-John Burrows-


Story behind the image…

I am drawn to the myriad of colors, patterns, textures and shapes of the thermal features in Yellowstone.  Hours melt away on an enjoyable fall afternoon at the Old Faithful Geyser area.  With a telephoto lens attached, it’s easy to isolate your subject.  Temperatures and wind direction can make or break a photo shoot around the thermals.  Too cold and you can’t see through the steam.  Wind blowing towards you not only blocks your view of the thermals but, it coats you and your lens in steam which could eat the coatings right off your lens and in the more immediate time, steam your lens up rendering it useless.  Wind blowing away. on the other hand, provides a clear view of the thermal features.

I have photographed the thermals in all kinds of weather and light and while I have never gone away without some wonderful images, my preference for conditions would be a windless, sunny day that brings out the brilliant, warm colors of the travertine against the turquoise blue of the water.  Add a polarizer and the colors really pop!

Another issue when photographing tele-macro scenes is depth of field.  Even with a still subject and the camera locked down on a tripod, I can’t dial the aperture down far enough to render front to back in sharp focus so, with a little trick up my sleeve, I mounted my Nikon D3S with AF-S 70-200mm 2.8 VR II and TC-20E III on the tripod, composed the image, established the exposure of ISO 200 f8 @ 1/125 sec and then…here’s the important part…I set my focus to manual!  Beginning at the closest part of the image, I focus…click, focus in a bit farther…click, repeating this until I have “focused” through the image.

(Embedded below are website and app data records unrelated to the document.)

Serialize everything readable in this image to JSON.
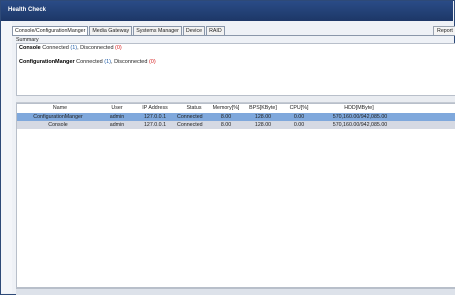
{
  "window": {
    "title": "Health Check"
  },
  "tabs": [
    {
      "label": "Console/ConfigurationManger",
      "active": true
    },
    {
      "label": "Media Gateway",
      "active": false
    },
    {
      "label": "Systems Manager",
      "active": false
    },
    {
      "label": "Device",
      "active": false
    },
    {
      "label": "RAID",
      "active": false
    }
  ],
  "report_button": "Report",
  "summary": {
    "label": "Summary",
    "lines": [
      {
        "name": "Console",
        "connected_text": "Connected",
        "connected_count": "(1)",
        "sep": ", ",
        "disconnected_text": "Disconnected",
        "disconnected_count": "(0)"
      },
      {
        "name": "ConfigurationManger",
        "connected_text": "Connected",
        "connected_count": "(1)",
        "sep": ", ",
        "disconnected_text": "Disconnected",
        "disconnected_count": "(0)"
      }
    ]
  },
  "table": {
    "columns": [
      "Name",
      "User",
      "IP Address",
      "Status",
      "Memory[%]",
      "BPS[KByte]",
      "CPU[%]",
      "HDD[MByte]"
    ],
    "rows": [
      {
        "cells": [
          "ConfigurationManger",
          "admin",
          "127.0.0.1",
          "Connected",
          "8.00",
          "128.00",
          "0.00",
          "570,160.00/942,085.00"
        ],
        "selected": true
      },
      {
        "cells": [
          "Console",
          "admin",
          "127.0.0.1",
          "Connected",
          "8.00",
          "128.00",
          "0.00",
          "570,160.00/942,085.00"
        ],
        "selected": false
      }
    ]
  },
  "colors": {
    "titlebar": "#2a4c87",
    "selected_row": "#7fa8dc",
    "connected": "#1c5aa6",
    "disconnected": "#d62222"
  }
}
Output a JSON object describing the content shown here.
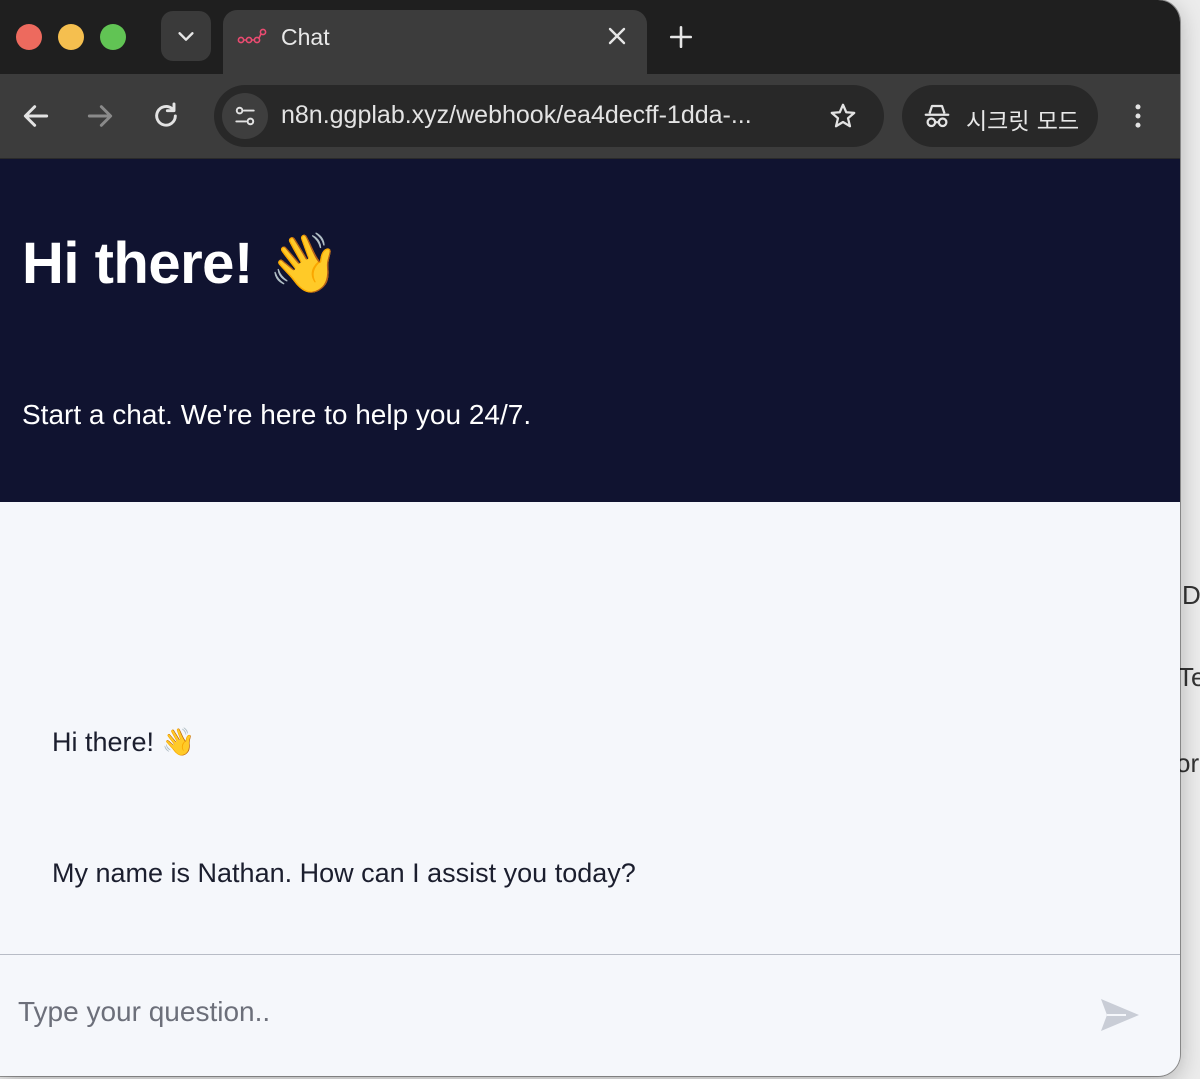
{
  "browser": {
    "tab": {
      "title": "Chat",
      "favicon": "n8n-workflow-icon"
    },
    "url": "n8n.ggplab.xyz/webhook/ea4decff-1dda-...",
    "incognito_label": "시크릿 모드",
    "icons": {
      "tab_search": "chevron-down-icon",
      "close": "close-icon",
      "new_tab": "plus-icon",
      "back": "arrow-left-icon",
      "forward": "arrow-right-icon",
      "reload": "reload-icon",
      "site_info": "tune-icon",
      "bookmark": "star-icon",
      "incognito": "incognito-icon",
      "menu": "kebab-menu-icon"
    }
  },
  "chat": {
    "header": {
      "title": "Hi there!",
      "title_emoji": "👋",
      "subtitle": "Start a chat. We're here to help you 24/7."
    },
    "messages": [
      {
        "text": "Hi there!",
        "emoji": "👋"
      },
      {
        "text": "My name is Nathan. How can I assist you today?",
        "emoji": ""
      }
    ],
    "input": {
      "placeholder": "Type your question..",
      "value": ""
    },
    "colors": {
      "header_bg": "#101330",
      "body_bg": "#f5f7fb",
      "send_icon": "#c9cdd6"
    }
  },
  "background_window": {
    "fragments": [
      "D",
      "Te",
      "or"
    ]
  }
}
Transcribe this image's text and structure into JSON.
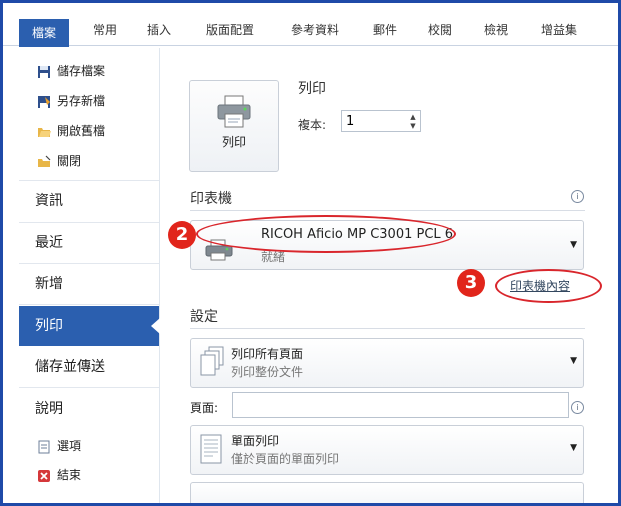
{
  "tabs": [
    "檔案",
    "常用",
    "插入",
    "版面配置",
    "參考資料",
    "郵件",
    "校閱",
    "檢視",
    "增益集"
  ],
  "sidebar": {
    "top_items": [
      "儲存檔案",
      "另存新檔",
      "開啟舊檔",
      "關閉"
    ],
    "big_items": [
      "資訊",
      "最近",
      "新增",
      "列印",
      "儲存並傳送",
      "說明"
    ],
    "bottom_items": [
      "選項",
      "結束"
    ]
  },
  "print": {
    "button_label": "列印",
    "heading": "列印",
    "copies_label": "複本:",
    "copies_value": "1"
  },
  "printer": {
    "section_title": "印表機",
    "name": "RICOH Aficio MP C3001 PCL 6",
    "status": "就緒",
    "properties_link": "印表機內容",
    "info_icon": "i"
  },
  "settings": {
    "section_title": "設定",
    "range_main": "列印所有頁面",
    "range_sub": "列印整份文件",
    "pages_label": "頁面:",
    "sides_main": "單面列印",
    "sides_sub": "僅於頁面的單面列印",
    "info_icon": "i"
  },
  "annotations": {
    "badge2": "2",
    "badge3": "3"
  },
  "colors": {
    "accent": "#2b5faf",
    "frame": "#1f4aa8",
    "highlight": "#d9262c"
  }
}
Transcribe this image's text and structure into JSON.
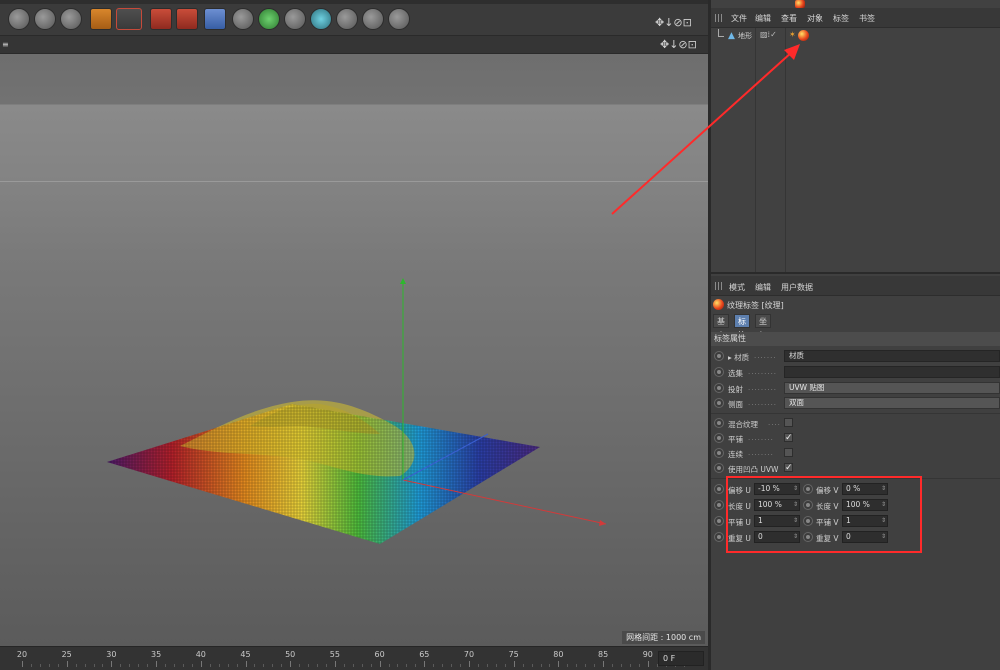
{
  "objects_panel": {
    "menu": [
      "文件",
      "编辑",
      "查看",
      "对象",
      "标签",
      "书签"
    ],
    "object_row": {
      "name": "地形",
      "type_icon": "landscape-icon"
    }
  },
  "attributes_panel": {
    "menu": [
      "模式",
      "编辑",
      "用户数据"
    ],
    "title": "纹理标签 [纹理]",
    "tabs": [
      "基本",
      "标签",
      "坐标"
    ],
    "active_tab": "标签",
    "section": "标签属性",
    "props": {
      "material": {
        "label": "材质",
        "value": "材质"
      },
      "selection": {
        "label": "选集",
        "value": ""
      },
      "projection": {
        "label": "投射",
        "value": "UVW 贴图"
      },
      "side": {
        "label": "侧面",
        "value": "双面"
      },
      "mix": {
        "label": "混合纹理",
        "checked": false
      },
      "tile": {
        "label": "平铺",
        "checked": true
      },
      "seamless": {
        "label": "连续",
        "checked": false
      },
      "use_bump_uvw": {
        "label": "使用凹凸 UVW",
        "checked": true
      }
    },
    "offset": {
      "label_u": "偏移 U",
      "value_u": "-10 %",
      "label_v": "偏移 V",
      "value_v": "0 %"
    },
    "length": {
      "label_u": "长度 U",
      "value_u": "100 %",
      "label_v": "长度 V",
      "value_v": "100 %"
    },
    "tiles": {
      "label_u": "平铺 U",
      "value_u": "1",
      "label_v": "平铺 V",
      "value_v": "1"
    },
    "repeat": {
      "label_u": "重复 U",
      "value_u": "0",
      "label_v": "重复 V",
      "value_v": "0"
    }
  },
  "viewport": {
    "grid_spacing": "网格间距 : 1000 cm"
  },
  "timeline": {
    "ticks": [
      "20",
      "25",
      "30",
      "35",
      "40",
      "45",
      "50",
      "55",
      "60",
      "65",
      "70",
      "75",
      "80",
      "85",
      "90"
    ],
    "current_frame": "0 F"
  },
  "colors": {
    "annotation": "#ff2a2a",
    "active_tab": "#5d7fae"
  }
}
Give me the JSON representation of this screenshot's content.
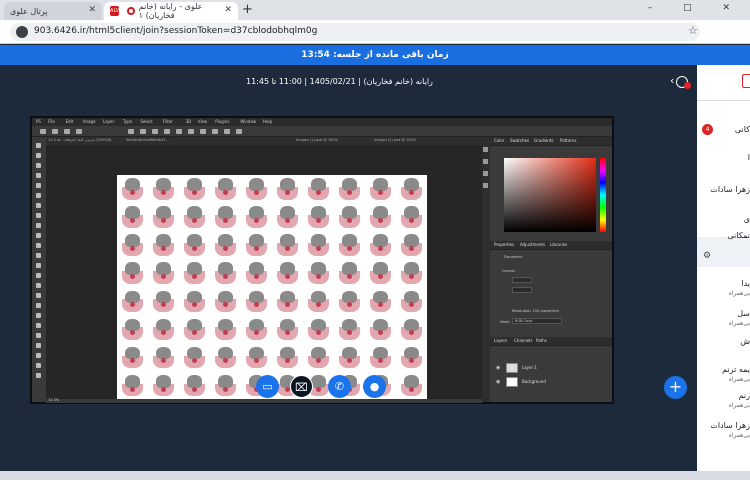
{
  "browser": {
    "tab1_title": "پرتال علوی",
    "tab2_title": "علوی - رایانه (خانم فخاریان) ۱",
    "new_tab": "+",
    "url": "903.6426.ir/html5client/join?sessionToken=d37cblodobhqlm0g",
    "profile_initial": "Y",
    "window_controls": "– □ ✕"
  },
  "meeting": {
    "time_left": "زمان باقی مانده از جلسه: 13:54",
    "title": "رایانه (خانم فخاریان) | 1405/02/21 | 11:00 تا 11:45",
    "control_icons": [
      "screen-share-icon",
      "camera-off-icon",
      "phone-icon",
      "microphone-icon",
      "plus-icon"
    ]
  },
  "photoshop": {
    "menus": [
      "PS",
      "File",
      "Edit",
      "Image",
      "Layer",
      "Type",
      "Select",
      "Filter",
      "3D",
      "View",
      "Plugins",
      "Window",
      "Help"
    ],
    "doc_tabs": [
      "12.5 at ...xIoشرمی کاغذ کادو (CMYK/8)",
      "9bc6b18cfea9f6b9b32...",
      "Images (1).psd @ 100%",
      "Images (1) psd @ 100%"
    ],
    "zoom": "12.5%",
    "right_panels": {
      "color_tabs": [
        "Color",
        "Swatches",
        "Gradients",
        "Patterns"
      ],
      "props_tabs": [
        "Properties",
        "Adjustments",
        "Libraries"
      ],
      "props_label": "Document",
      "canvas_label": "Canvas",
      "resolution": "Resolution: 150 pixels/inch",
      "mode": "Mode",
      "mode_value": "RGB Color",
      "layers_tabs": [
        "Layers",
        "Channels",
        "Paths"
      ],
      "layers": [
        "Layer 1",
        "Background"
      ]
    },
    "pattern_tiles": 80
  },
  "sidebar": {
    "badge": "4",
    "items": [
      {
        "name": "کانی",
        "sub": ""
      },
      {
        "name": "ا",
        "sub": ""
      },
      {
        "name": "زهرا سادات",
        "sub": ""
      },
      {
        "name": "ی",
        "sub": ""
      },
      {
        "name": "نمکانی",
        "sub": ""
      },
      {
        "name": "یدا",
        "sub": "بی‌همراه"
      },
      {
        "name": "سل",
        "sub": "بی‌همراه"
      },
      {
        "name": "ش",
        "sub": ""
      },
      {
        "name": "یمه ترنم",
        "sub": "بی‌همراه"
      },
      {
        "name": "رنم",
        "sub": "بی‌همراه"
      },
      {
        "name": "زهرا سادات",
        "sub": "بی‌همراه"
      }
    ]
  }
}
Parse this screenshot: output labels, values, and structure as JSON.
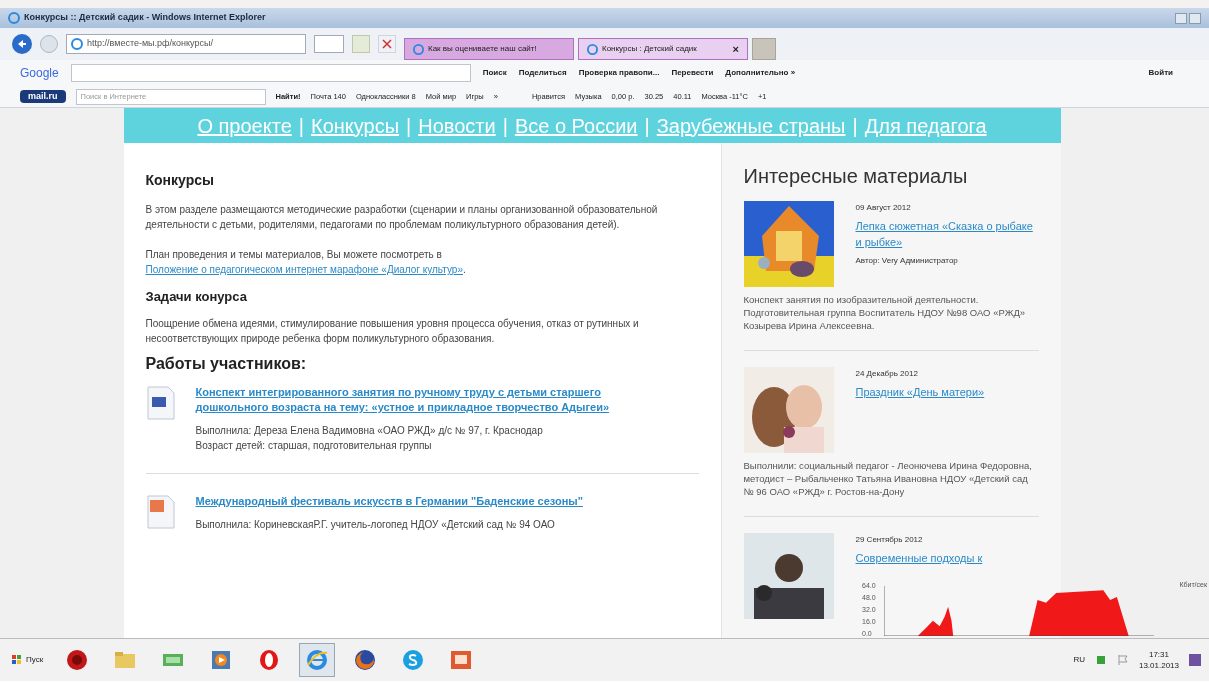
{
  "window": {
    "title": "Конкурсы :: Детский садик - Windows Internet Explorer"
  },
  "address_bar": {
    "url": "http://вместе-мы.рф/конкурсы/"
  },
  "tabs": [
    {
      "label": "Как вы оцениваете наш сайт!",
      "selected": false
    },
    {
      "label": "Конкурсы : Детский садик",
      "selected": true,
      "close": "×"
    }
  ],
  "google_toolbar": {
    "logo": "Google",
    "items": [
      "Поиск",
      "Поделиться",
      "Проверка правопи...",
      "Перевести",
      "Дополнительно »"
    ],
    "sign_in": "Войти"
  },
  "mail_toolbar": {
    "logo": "mail.ru",
    "search_placeholder": "Поиск в Интернете",
    "search_button": "Найти!",
    "items": [
      "Почта 140",
      "Одноклассники 8",
      "Мой мир",
      "Игры",
      "»",
      "Нравится",
      "Музыка",
      "0,00 р.",
      "30.25",
      "40.11",
      "Москва -11°C",
      "+1"
    ]
  },
  "site_nav": {
    "links": [
      "О проекте",
      "Конкурсы",
      "Новости",
      "Все о России",
      "Зарубежные страны",
      "Для педагога"
    ],
    "separator": "|"
  },
  "main": {
    "title": "Конкурсы",
    "intro": "В этом разделе размещаются методические разработки (сценарии и планы организованной образовательной деятельности с детьми, родителями, педагогами по проблемам поликультурного образования детей).",
    "plan_text": "План проведения и темы материалов, Вы можете посмотреть в",
    "plan_link": "Положение о педагогическом интернет марафоне «Диалог культур»",
    "plan_end": ".",
    "tasks_title": "Задачи конурса",
    "tasks_text": "Поощрение обмена идеями, стимулирование повышения уровня процесса обучения, отказ от рутинных и несоответствующих природе ребенка форм поликультурного образования.",
    "works_title": "Работы участников:",
    "works": [
      {
        "kind": "doc",
        "title": "Конспект интегрированного занятия по ручному труду с детьми старшего дошкольного возраста на тему: «устное и прикладное творчество Адыгеи»",
        "lines": [
          "Выполнила: Дереза Елена Вадимовна «ОАО РЖД» д/с № 97, г. Краснодар",
          "Возраст детей: старшая, подготовительная группы"
        ]
      },
      {
        "kind": "presentation",
        "title": "Международный фестиваль искусств в Германии \"Баденские сезоны\"",
        "lines": [
          "Выполнила: КориневскаяР.Г. учитель-логопед НДОУ «Детский сад № 94 ОАО"
        ]
      }
    ]
  },
  "sidebar": {
    "title": "Интересные материалы",
    "items": [
      {
        "date": "09 Август 2012",
        "title": "Лепка сюжетная «Сказка о рыбаке и рыбке»",
        "author_label": "Автор:",
        "author": "Very Администратор",
        "text": "Конспект занятия по изобразительной деятельности. Подготовительная группа Воспитатель НДОУ №98 ОАО «РЖД» Козырева Ирина Алексеевна."
      },
      {
        "date": "24 Декабрь 2012",
        "title": "Праздник «День матери»",
        "text": "Выполнили: социальный педагог - Леонючева Ирина Федоровна, методист – Рыбальченко Татьяна Ивановна НДОУ «Детский сад № 96 ОАО «РЖД» г. Ростов-на-Дону"
      },
      {
        "date": "29 Сентябрь 2012",
        "title": "Современные подходы к"
      }
    ]
  },
  "network_graph": {
    "y_labels": [
      "64.0",
      "48.0",
      "32.0",
      "16.0",
      "0.0"
    ],
    "unit": "Кбит/сек"
  },
  "taskbar": {
    "start": "Пуск",
    "apps": [
      {
        "kind": "red-circle",
        "selected": false
      },
      {
        "kind": "folder",
        "selected": false
      },
      {
        "kind": "green",
        "selected": false
      },
      {
        "kind": "player",
        "selected": false
      },
      {
        "kind": "opera",
        "selected": false
      },
      {
        "kind": "ie",
        "selected": true
      },
      {
        "kind": "firefox",
        "selected": false
      },
      {
        "kind": "skype",
        "selected": false
      },
      {
        "kind": "slides",
        "selected": false
      }
    ],
    "language": "RU",
    "time": "17:31",
    "date": "13.01.2013"
  }
}
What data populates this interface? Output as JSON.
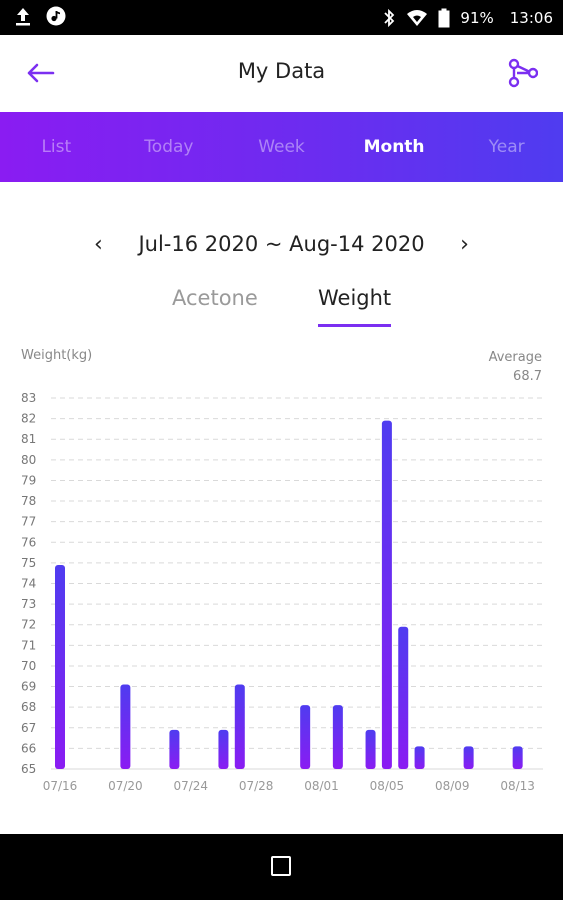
{
  "status_bar": {
    "battery": "91%",
    "time": "13:06",
    "icons": [
      "upload-icon",
      "music-app-icon",
      "bluetooth-icon",
      "wifi-icon",
      "battery-icon"
    ]
  },
  "app_bar": {
    "title": "My Data",
    "back_icon": "arrow-left-icon",
    "share_icon": "share-icon"
  },
  "tabs": [
    {
      "label": "List",
      "active": false
    },
    {
      "label": "Today",
      "active": false
    },
    {
      "label": "Week",
      "active": false
    },
    {
      "label": "Month",
      "active": true
    },
    {
      "label": "Year",
      "active": false
    }
  ],
  "date_range": {
    "label": "Jul-16 2020 ~ Aug-14 2020",
    "prev": "‹",
    "next": "›"
  },
  "subtabs": {
    "acetone": "Acetone",
    "weight": "Weight",
    "active": "weight"
  },
  "chart_header": {
    "ylabel": "Weight(kg)",
    "average_label": "Average",
    "average_value": "68.7"
  },
  "colors": {
    "accent": "#7b2ff1",
    "bar_top": "#4f3cf0",
    "bar_bottom": "#8a1cf2",
    "grid": "#d9d9d9"
  },
  "chart_data": {
    "type": "bar",
    "title": "",
    "xlabel": "",
    "ylabel": "Weight(kg)",
    "ylim": [
      65,
      83
    ],
    "yticks": [
      65,
      66,
      67,
      68,
      69,
      70,
      71,
      72,
      73,
      74,
      75,
      76,
      77,
      78,
      79,
      80,
      81,
      82,
      83
    ],
    "x_start": "07/16",
    "x_end": "08/14",
    "xticks": [
      "07/16",
      "07/20",
      "07/24",
      "07/28",
      "08/01",
      "08/05",
      "08/09",
      "08/13"
    ],
    "points": [
      {
        "date": "07/16",
        "value": 74.9
      },
      {
        "date": "07/20",
        "value": 69.1
      },
      {
        "date": "07/23",
        "value": 66.9
      },
      {
        "date": "07/26",
        "value": 66.9
      },
      {
        "date": "07/27",
        "value": 69.1
      },
      {
        "date": "07/31",
        "value": 68.1
      },
      {
        "date": "08/02",
        "value": 68.1
      },
      {
        "date": "08/04",
        "value": 66.9
      },
      {
        "date": "08/05",
        "value": 81.9
      },
      {
        "date": "08/06",
        "value": 71.9
      },
      {
        "date": "08/07",
        "value": 66.1
      },
      {
        "date": "08/10",
        "value": 66.1
      },
      {
        "date": "08/13",
        "value": 66.1
      }
    ],
    "grid": true,
    "grid_style": "dashed"
  }
}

Back at my computer I merged the multiple images together in Photoshop using Russell Brown’s Tutorial’s on Focus Blending Techniques.